“We as professionals should know the botanical names of everything we grow and sell, that is why we call ourselves professionals. Knowing the botanical name keeps us from ordering the wrong plant, and we all speak the same language. However, why do we want to force feed them to our customers?
“As professionals, we should know, use and promote the common names to simplify and make the buying experience more user-friendly. To think that my daughter Heather is ever going to learn chaenomeles instead of quince, baptisia rather than indigo, and to think she will ever get her tongue around calibrachoa is ludicrous; she hasn’t the time or the interest.
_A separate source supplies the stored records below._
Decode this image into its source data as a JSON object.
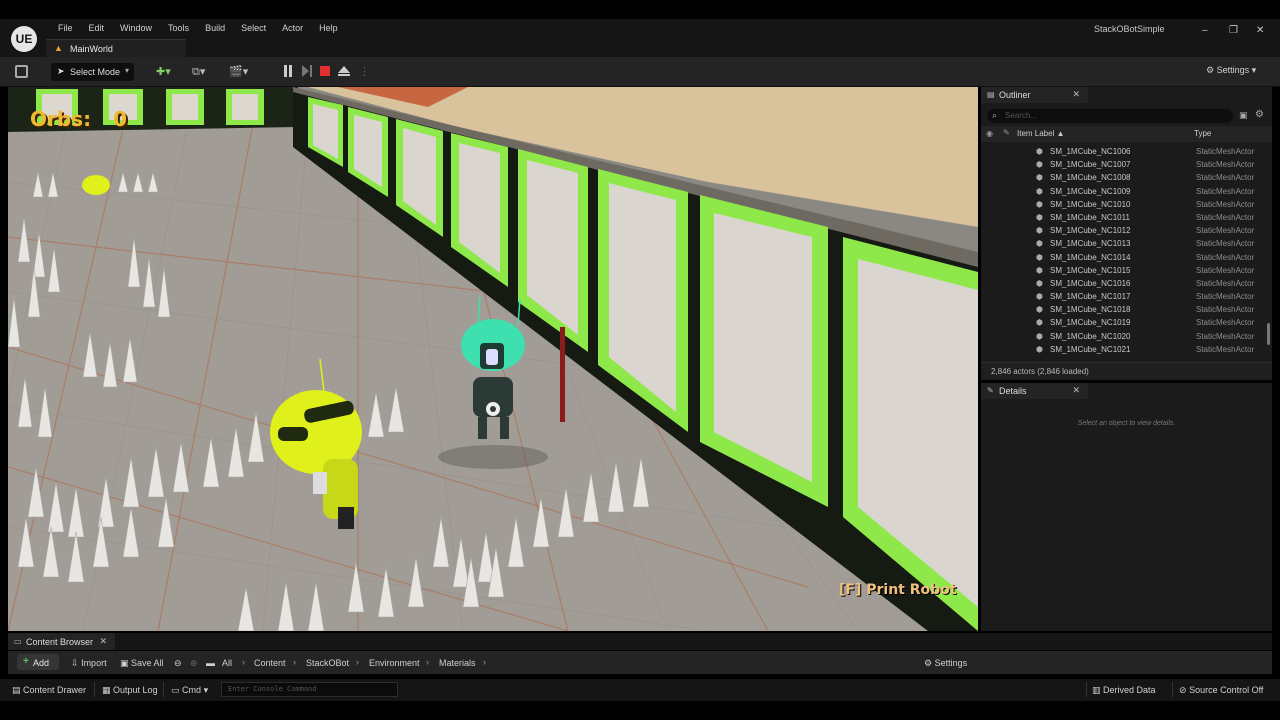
{
  "menubar": {
    "logo": "UE",
    "items": [
      "File",
      "Edit",
      "Window",
      "Tools",
      "Build",
      "Select",
      "Actor",
      "Help"
    ],
    "level_tab": "MainWorld",
    "project_name": "StackOBotSimple"
  },
  "toolbar": {
    "select_mode_label": "Select Mode",
    "settings_label": "Settings"
  },
  "viewport": {
    "orbs_label": "Orbs:",
    "orbs_value": "0",
    "prompt": "[F] Print Robot"
  },
  "outliner": {
    "tab_label": "Outliner",
    "search_placeholder": "Search...",
    "col_label": "Item Label ▲",
    "col_type": "Type",
    "rows": [
      {
        "name": "SM_1MCube_NC1006",
        "type": "StaticMeshActor"
      },
      {
        "name": "SM_1MCube_NC1007",
        "type": "StaticMeshActor"
      },
      {
        "name": "SM_1MCube_NC1008",
        "type": "StaticMeshActor"
      },
      {
        "name": "SM_1MCube_NC1009",
        "type": "StaticMeshActor"
      },
      {
        "name": "SM_1MCube_NC1010",
        "type": "StaticMeshActor"
      },
      {
        "name": "SM_1MCube_NC1011",
        "type": "StaticMeshActor"
      },
      {
        "name": "SM_1MCube_NC1012",
        "type": "StaticMeshActor"
      },
      {
        "name": "SM_1MCube_NC1013",
        "type": "StaticMeshActor"
      },
      {
        "name": "SM_1MCube_NC1014",
        "type": "StaticMeshActor"
      },
      {
        "name": "SM_1MCube_NC1015",
        "type": "StaticMeshActor"
      },
      {
        "name": "SM_1MCube_NC1016",
        "type": "StaticMeshActor"
      },
      {
        "name": "SM_1MCube_NC1017",
        "type": "StaticMeshActor"
      },
      {
        "name": "SM_1MCube_NC1018",
        "type": "StaticMeshActor"
      },
      {
        "name": "SM_1MCube_NC1019",
        "type": "StaticMeshActor"
      },
      {
        "name": "SM_1MCube_NC1020",
        "type": "StaticMeshActor"
      },
      {
        "name": "SM_1MCube_NC1021",
        "type": "StaticMeshActor"
      }
    ],
    "footer": "2,846 actors (2,846 loaded)"
  },
  "details": {
    "tab_label": "Details",
    "empty_text": "Select an object to view details."
  },
  "content_browser": {
    "tab_label": "Content Browser",
    "add_label": "Add",
    "import_label": "Import",
    "save_all_label": "Save All",
    "breadcrumbs": [
      "All",
      "Content",
      "StackOBot",
      "Environment",
      "Materials"
    ],
    "settings_label": "Settings"
  },
  "statusbar": {
    "content_drawer": "Content Drawer",
    "output_log": "Output Log",
    "cmd": "Cmd",
    "console_placeholder": "Enter Console Command",
    "derived_data": "Derived Data",
    "source_control": "Source Control Off"
  },
  "colors": {
    "neon_green": "#8ee84a",
    "hud_orange": "#f0b830",
    "robot_teal": "#3fe0b0",
    "robot_yellow": "#dff01a"
  }
}
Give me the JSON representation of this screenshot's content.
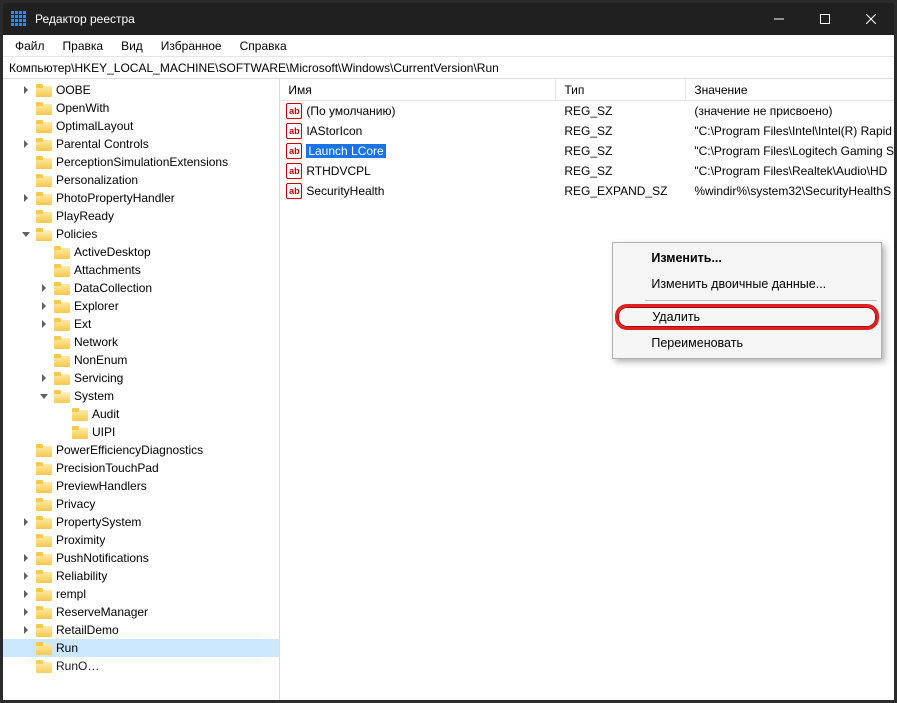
{
  "window": {
    "title": "Редактор реестра"
  },
  "menus": {
    "file": "Файл",
    "edit": "Правка",
    "view": "Вид",
    "favorites": "Избранное",
    "help": "Справка"
  },
  "address": "Компьютер\\HKEY_LOCAL_MACHINE\\SOFTWARE\\Microsoft\\Windows\\CurrentVersion\\Run",
  "tree": {
    "items": [
      {
        "depth": 1,
        "exp": "closed",
        "label": "OOBE"
      },
      {
        "depth": 1,
        "exp": "none",
        "label": "OpenWith"
      },
      {
        "depth": 1,
        "exp": "none",
        "label": "OptimalLayout"
      },
      {
        "depth": 1,
        "exp": "closed",
        "label": "Parental Controls"
      },
      {
        "depth": 1,
        "exp": "none",
        "label": "PerceptionSimulationExtensions"
      },
      {
        "depth": 1,
        "exp": "none",
        "label": "Personalization"
      },
      {
        "depth": 1,
        "exp": "closed",
        "label": "PhotoPropertyHandler"
      },
      {
        "depth": 1,
        "exp": "none",
        "label": "PlayReady"
      },
      {
        "depth": 1,
        "exp": "open",
        "label": "Policies"
      },
      {
        "depth": 2,
        "exp": "none",
        "label": "ActiveDesktop"
      },
      {
        "depth": 2,
        "exp": "none",
        "label": "Attachments"
      },
      {
        "depth": 2,
        "exp": "closed",
        "label": "DataCollection"
      },
      {
        "depth": 2,
        "exp": "closed",
        "label": "Explorer"
      },
      {
        "depth": 2,
        "exp": "closed",
        "label": "Ext"
      },
      {
        "depth": 2,
        "exp": "none",
        "label": "Network"
      },
      {
        "depth": 2,
        "exp": "none",
        "label": "NonEnum"
      },
      {
        "depth": 2,
        "exp": "closed",
        "label": "Servicing"
      },
      {
        "depth": 2,
        "exp": "open",
        "label": "System"
      },
      {
        "depth": 3,
        "exp": "none",
        "label": "Audit"
      },
      {
        "depth": 3,
        "exp": "none",
        "label": "UIPI"
      },
      {
        "depth": 1,
        "exp": "none",
        "label": "PowerEfficiencyDiagnostics"
      },
      {
        "depth": 1,
        "exp": "none",
        "label": "PrecisionTouchPad"
      },
      {
        "depth": 1,
        "exp": "none",
        "label": "PreviewHandlers"
      },
      {
        "depth": 1,
        "exp": "none",
        "label": "Privacy"
      },
      {
        "depth": 1,
        "exp": "closed",
        "label": "PropertySystem"
      },
      {
        "depth": 1,
        "exp": "none",
        "label": "Proximity"
      },
      {
        "depth": 1,
        "exp": "closed",
        "label": "PushNotifications"
      },
      {
        "depth": 1,
        "exp": "closed",
        "label": "Reliability"
      },
      {
        "depth": 1,
        "exp": "closed",
        "label": "rempl"
      },
      {
        "depth": 1,
        "exp": "closed",
        "label": "ReserveManager"
      },
      {
        "depth": 1,
        "exp": "closed",
        "label": "RetailDemo"
      },
      {
        "depth": 1,
        "exp": "none",
        "label": "Run",
        "selected": true
      },
      {
        "depth": 1,
        "exp": "none",
        "label": "RunOnce",
        "cutoff": true
      }
    ]
  },
  "columns": {
    "name": "Имя",
    "type": "Тип",
    "value": "Значение"
  },
  "values": [
    {
      "name": "(По умолчанию)",
      "type": "REG_SZ",
      "value": "(значение не присвоено)"
    },
    {
      "name": "IAStorIcon",
      "type": "REG_SZ",
      "value": "\"C:\\Program Files\\Intel\\Intel(R) Rapid"
    },
    {
      "name": "Launch LCore",
      "type": "REG_SZ",
      "value": "\"C:\\Program Files\\Logitech Gaming S",
      "selected": true
    },
    {
      "name": "RTHDVCPL",
      "type": "REG_SZ",
      "value": "\"C:\\Program Files\\Realtek\\Audio\\HD"
    },
    {
      "name": "SecurityHealth",
      "type": "REG_EXPAND_SZ",
      "value": "%windir%\\system32\\SecurityHealthS"
    }
  ],
  "context_menu": {
    "modify": "Изменить...",
    "modify_binary": "Изменить двоичные данные...",
    "delete": "Удалить",
    "rename": "Переименовать"
  }
}
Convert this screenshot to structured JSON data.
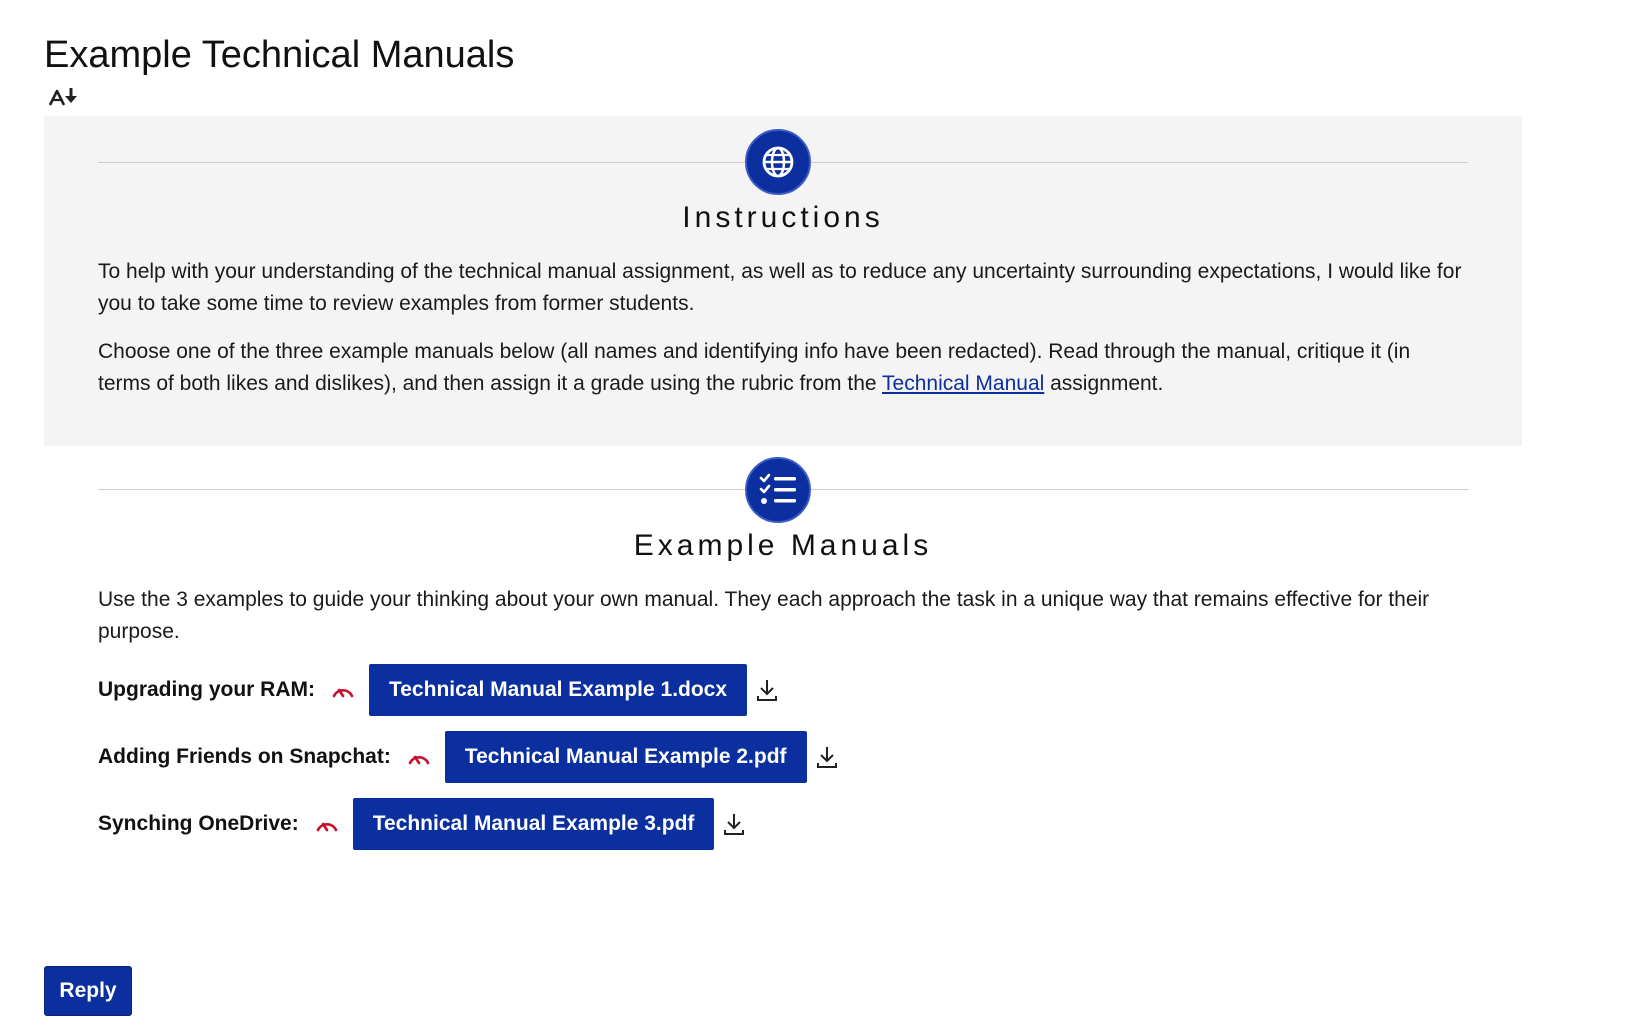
{
  "page": {
    "title": "Example Technical Manuals"
  },
  "icons": {
    "accessibility": "immersive-reader-icon",
    "instructions": "globe-icon",
    "examples": "checklist-icon",
    "preview": "preview-icon",
    "download": "download-icon"
  },
  "instructions": {
    "heading": "Instructions",
    "paragraph1": "To help with your understanding of the technical manual assignment, as well as to reduce any uncertainty surrounding expectations, I would like for you to take some time to review examples from former students.",
    "paragraph2_before": "Choose one of the three example manuals below (all names and identifying info have been redacted). Read through the manual, critique it (in terms of both likes and dislikes), and then assign it a grade using the rubric from the ",
    "paragraph2_link": "Technical Manual",
    "paragraph2_after": " assignment."
  },
  "examples": {
    "heading": "Example Manuals",
    "intro": "Use the 3 examples to guide your thinking about your own manual. They each approach the task in a unique way that remains effective for their purpose.",
    "files": [
      {
        "label": "Upgrading your RAM:",
        "file": "Technical Manual Example 1.docx"
      },
      {
        "label": "Adding Friends on Snapchat:",
        "file": "Technical Manual Example 2.pdf"
      },
      {
        "label": "Synching OneDrive:",
        "file": "Technical Manual Example 3.pdf"
      }
    ]
  },
  "actions": {
    "reply_label": "Reply"
  },
  "colors": {
    "accent": "#0b2f9e",
    "panel_bg": "#f4f4f4",
    "preview_icon": "#c8102e"
  }
}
We should know those names, but yes, we should be using common names. Absolutely. Not as a substitute but as a way of making Heather feel more comfortable.”
The place buzzed a little, and then the same fellow, obviously somewhat upset with my inappropriate answer, bellowed, “So you want to dumb us down even more?”
I had tried to be unemotional, but the gauntlet was thrown. “Come on now, this is not dumbing down horticulture, it is lifting it up. It makes us more accessible to people like Heather and her generation, making her experience in the retail store that much more comfortable.
“Baby boomers are looking to simplify, a couple of shrubs is now more in keeping with their lifestyle than a dozen perennials. They will be buying less, and we need to attract the Heathers of the world. We won’t do it by being holier-than-thou. Fortunately, landscapers today are buying more and more plants but we should not expect them to know all the names; it would be nice, but it’s not going to happen.”
Essentially that was the gist of the friendly repartee on Long Island. It turns out, he worked at a public Arboretum and saw things in a little different light than do producers and distributors. Most of the time, I am arguing his side, but for us, not for the public. We, the greenhouse and landscape industries, need to learn botanical names, because we get into trouble and sow confusion by relying on common names among each other. But that is for another day.
I believe we have many parallels with the computer industry. Everybody wants a computer that performs well, but if the people at Computer Doodle expected the people who walked into the store to know the difference between ROM and RAM, what a cache was and how to change the resolution on their screen, well, they’d never make a sale. Instead they talk about speed, reliability and memory, words everyone is familiar with. The computer professionals know their buzz words, but the computer industry long ago realized that if they were to attract new customers, they had to make the buying experience more friendly. So should we.
For now, when Heather comes to talk to you about some plants for her garden, tell her about your beautiful baskets of trailing petunias and how beautiful are the fan flowers. She will come back again and again.
Allan Armitage is a professor in the Department of Horticulture at the University of Georgia, Athens, Ga. You can eMail him at allan@greenhouse grower.com.